▶ DIRECTIONS
Output all the entries below. Each must match exactly.

App and web page records
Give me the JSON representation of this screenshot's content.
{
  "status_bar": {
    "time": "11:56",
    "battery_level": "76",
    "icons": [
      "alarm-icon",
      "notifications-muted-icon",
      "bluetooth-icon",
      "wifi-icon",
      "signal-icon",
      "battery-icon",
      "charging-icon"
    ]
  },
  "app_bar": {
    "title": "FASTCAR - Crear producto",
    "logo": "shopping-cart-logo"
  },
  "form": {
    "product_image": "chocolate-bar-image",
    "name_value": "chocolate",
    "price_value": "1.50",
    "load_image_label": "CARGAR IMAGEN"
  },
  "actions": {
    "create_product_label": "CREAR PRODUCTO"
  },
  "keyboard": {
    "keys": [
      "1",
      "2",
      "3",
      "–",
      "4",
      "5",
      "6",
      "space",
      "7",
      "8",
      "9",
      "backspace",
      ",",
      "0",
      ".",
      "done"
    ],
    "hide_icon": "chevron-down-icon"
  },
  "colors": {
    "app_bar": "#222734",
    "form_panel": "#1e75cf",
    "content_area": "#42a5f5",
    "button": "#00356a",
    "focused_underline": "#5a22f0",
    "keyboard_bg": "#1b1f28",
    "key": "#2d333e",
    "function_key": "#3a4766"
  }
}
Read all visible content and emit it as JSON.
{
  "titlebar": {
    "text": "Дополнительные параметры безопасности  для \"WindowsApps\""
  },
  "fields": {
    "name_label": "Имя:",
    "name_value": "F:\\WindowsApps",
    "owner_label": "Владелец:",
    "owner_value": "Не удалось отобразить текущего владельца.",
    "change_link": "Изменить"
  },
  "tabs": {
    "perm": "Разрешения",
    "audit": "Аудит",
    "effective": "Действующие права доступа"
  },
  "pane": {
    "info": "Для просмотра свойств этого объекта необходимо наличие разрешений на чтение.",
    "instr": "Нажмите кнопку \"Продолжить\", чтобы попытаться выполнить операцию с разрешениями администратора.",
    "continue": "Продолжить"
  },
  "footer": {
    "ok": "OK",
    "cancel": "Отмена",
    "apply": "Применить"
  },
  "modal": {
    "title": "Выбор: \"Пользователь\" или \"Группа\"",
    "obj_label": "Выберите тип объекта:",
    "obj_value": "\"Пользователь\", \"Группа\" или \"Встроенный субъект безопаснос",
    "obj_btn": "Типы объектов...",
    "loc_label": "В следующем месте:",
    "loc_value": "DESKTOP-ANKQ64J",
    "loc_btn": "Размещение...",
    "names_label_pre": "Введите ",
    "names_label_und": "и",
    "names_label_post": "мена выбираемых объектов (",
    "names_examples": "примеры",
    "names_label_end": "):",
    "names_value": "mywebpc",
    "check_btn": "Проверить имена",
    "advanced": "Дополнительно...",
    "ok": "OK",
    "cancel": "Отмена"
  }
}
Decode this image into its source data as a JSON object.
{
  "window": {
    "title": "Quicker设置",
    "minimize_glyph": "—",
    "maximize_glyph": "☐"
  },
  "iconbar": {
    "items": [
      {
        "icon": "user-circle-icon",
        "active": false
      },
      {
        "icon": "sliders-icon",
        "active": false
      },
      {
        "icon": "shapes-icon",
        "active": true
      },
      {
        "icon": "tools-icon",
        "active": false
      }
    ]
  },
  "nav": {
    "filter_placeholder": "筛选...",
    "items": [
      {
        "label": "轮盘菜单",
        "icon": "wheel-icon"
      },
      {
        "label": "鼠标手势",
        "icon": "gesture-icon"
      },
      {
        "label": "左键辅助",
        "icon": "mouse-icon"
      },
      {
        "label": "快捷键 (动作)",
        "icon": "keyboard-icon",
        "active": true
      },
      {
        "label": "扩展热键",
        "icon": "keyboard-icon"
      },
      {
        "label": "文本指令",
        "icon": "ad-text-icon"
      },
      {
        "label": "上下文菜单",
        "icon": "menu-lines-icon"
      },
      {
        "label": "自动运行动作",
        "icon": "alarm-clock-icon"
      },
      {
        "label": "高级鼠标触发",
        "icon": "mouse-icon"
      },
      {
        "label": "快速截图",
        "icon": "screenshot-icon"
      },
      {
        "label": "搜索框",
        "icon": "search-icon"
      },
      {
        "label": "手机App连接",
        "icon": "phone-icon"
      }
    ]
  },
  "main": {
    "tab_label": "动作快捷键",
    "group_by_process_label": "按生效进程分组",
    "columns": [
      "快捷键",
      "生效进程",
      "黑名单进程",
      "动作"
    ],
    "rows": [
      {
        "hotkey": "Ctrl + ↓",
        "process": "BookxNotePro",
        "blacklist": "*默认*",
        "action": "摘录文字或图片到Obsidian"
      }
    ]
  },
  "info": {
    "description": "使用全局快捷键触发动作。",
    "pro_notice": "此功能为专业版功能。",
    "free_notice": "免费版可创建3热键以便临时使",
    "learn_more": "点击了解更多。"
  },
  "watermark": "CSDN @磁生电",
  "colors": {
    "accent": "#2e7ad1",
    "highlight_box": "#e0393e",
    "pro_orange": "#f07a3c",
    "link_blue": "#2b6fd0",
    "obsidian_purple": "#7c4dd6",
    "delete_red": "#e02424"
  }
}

▶ TASK ANSWER
Give me the JSON representation of this screenshot's content.
{
  "status_bar": {
    "time": "11:56",
    "battery_level": "76",
    "icons": [
      "alarm-icon",
      "notifications-muted-icon",
      "bluetooth-icon",
      "wifi-icon",
      "signal-icon",
      "battery-icon",
      "charging-icon"
    ]
  },
  "app_bar": {
    "title": "FASTCAR - Crear producto",
    "logo": "shopping-cart-logo"
  },
  "form": {
    "product_image": "chocolate-bar-image",
    "name_value": "chocolate",
    "price_value": "1.50",
    "load_image_label": "CARGAR IMAGEN"
  },
  "actions": {
    "create_product_label": "CREAR PRODUCTO"
  },
  "keyboard": {
    "keys": [
      "1",
      "2",
      "3",
      "–",
      "4",
      "5",
      "6",
      "space",
      "7",
      "8",
      "9",
      "backspace",
      ",",
      "0",
      ".",
      "done"
    ],
    "hide_icon": "chevron-down-icon"
  },
  "colors": {
    "app_bar": "#222734",
    "form_panel": "#1e75cf",
    "content_area": "#42a5f5",
    "button": "#00356a",
    "focused_underline": "#5a22f0",
    "keyboard_bg": "#1b1f28",
    "key": "#2d333e",
    "function_key": "#3a4766"
  }
}
Read all visible content and emit it as JSON.
{
  "titlebar": {
    "text": "Дополнительные параметры безопасности  для \"WindowsApps\""
  },
  "fields": {
    "name_label": "Имя:",
    "name_value": "F:\\WindowsApps",
    "owner_label": "Владелец:",
    "owner_value": "Не удалось отобразить текущего владельца.",
    "change_link": "Изменить"
  },
  "tabs": {
    "perm": "Разрешения",
    "audit": "Аудит",
    "effective": "Действующие права доступа"
  },
  "pane": {
    "info": "Для просмотра свойств этого объекта необходимо наличие разрешений на чтение.",
    "instr": "Нажмите кнопку \"Продолжить\", чтобы попытаться выполнить операцию с разрешениями администратора.",
    "continue": "Продолжить"
  },
  "footer": {
    "ok": "OK",
    "cancel": "Отмена",
    "apply": "Применить"
  },
  "modal": {
    "title": "Выбор: \"Пользователь\" или \"Группа\"",
    "obj_label": "Выберите тип объекта:",
    "obj_value": "\"Пользователь\", \"Группа\" или \"Встроенный субъект безопаснос",
    "obj_btn": "Типы объектов...",
    "loc_label": "В следующем месте:",
    "loc_value": "DESKTOP-ANKQ64J",
    "loc_btn": "Размещение...",
    "names_label_pre": "Введите ",
    "names_label_und": "и",
    "names_label_post": "мена выбираемых объектов (",
    "names_examples": "примеры",
    "names_label_end": "):",
    "names_value": "mywebpc",
    "check_btn": "Проверить имена",
    "advanced": "Дополнительно...",
    "ok": "OK",
    "cancel": "Отмена"
  }
}
Decode this image into its source data as a JSON object.
{
  "window": {
    "title": "Quicker设置",
    "minimize_glyph": "—",
    "maximize_glyph": "☐"
  },
  "iconbar": {
    "items": [
      {
        "icon": "user-circle-icon",
        "active": false
      },
      {
        "icon": "sliders-icon",
        "active": false
      },
      {
        "icon": "shapes-icon",
        "active": true
      },
      {
        "icon": "tools-icon",
        "active": false
      }
    ]
  },
  "nav": {
    "filter_placeholder": "筛选...",
    "items": [
      {
        "label": "轮盘菜单",
        "icon": "wheel-icon"
      },
      {
        "label": "鼠标手势",
        "icon": "gesture-icon"
      },
      {
        "label": "左键辅助",
        "icon": "mouse-icon"
      },
      {
        "label": "快捷键 (动作)",
        "icon": "keyboard-icon",
        "active": true
      },
      {
        "label": "扩展热键",
        "icon": "keyboard-icon"
      },
      {
        "label": "文本指令",
        "icon": "ad-text-icon"
      },
      {
        "label": "上下文菜单",
        "icon": "menu-lines-icon"
      },
      {
        "label": "自动运行动作",
        "icon": "alarm-clock-icon"
      },
      {
        "label": "高级鼠标触发",
        "icon": "mouse-icon"
      },
      {
        "label": "快速截图",
        "icon": "screenshot-icon"
      },
      {
        "label": "搜索框",
        "icon": "search-icon"
      },
      {
        "label": "手机App连接",
        "icon": "phone-icon"
      }
    ]
  },
  "main": {
    "tab_label": "动作快捷键",
    "group_by_process_label": "按生效进程分组",
    "columns": [
      "快捷键",
      "生效进程",
      "黑名单进程",
      "动作"
    ],
    "rows": [
      {
        "hotkey": "Ctrl + ↓",
        "process": "BookxNotePro",
        "blacklist": "*默认*",
        "action": "摘录文字或图片到Obsidian"
      }
    ]
  },
  "info": {
    "description": "使用全局快捷键触发动作。",
    "pro_notice": "此功能为专业版功能。",
    "free_notice": "免费版可创建3热键以便临时使",
    "learn_more": "点击了解更多。"
  },
  "watermark": "CSDN @磁生电",
  "colors": {
    "accent": "#2e7ad1",
    "highlight_box": "#e0393e",
    "pro_orange": "#f07a3c",
    "link_blue": "#2b6fd0",
    "obsidian_purple": "#7c4dd6",
    "delete_red": "#e02424"
  }
}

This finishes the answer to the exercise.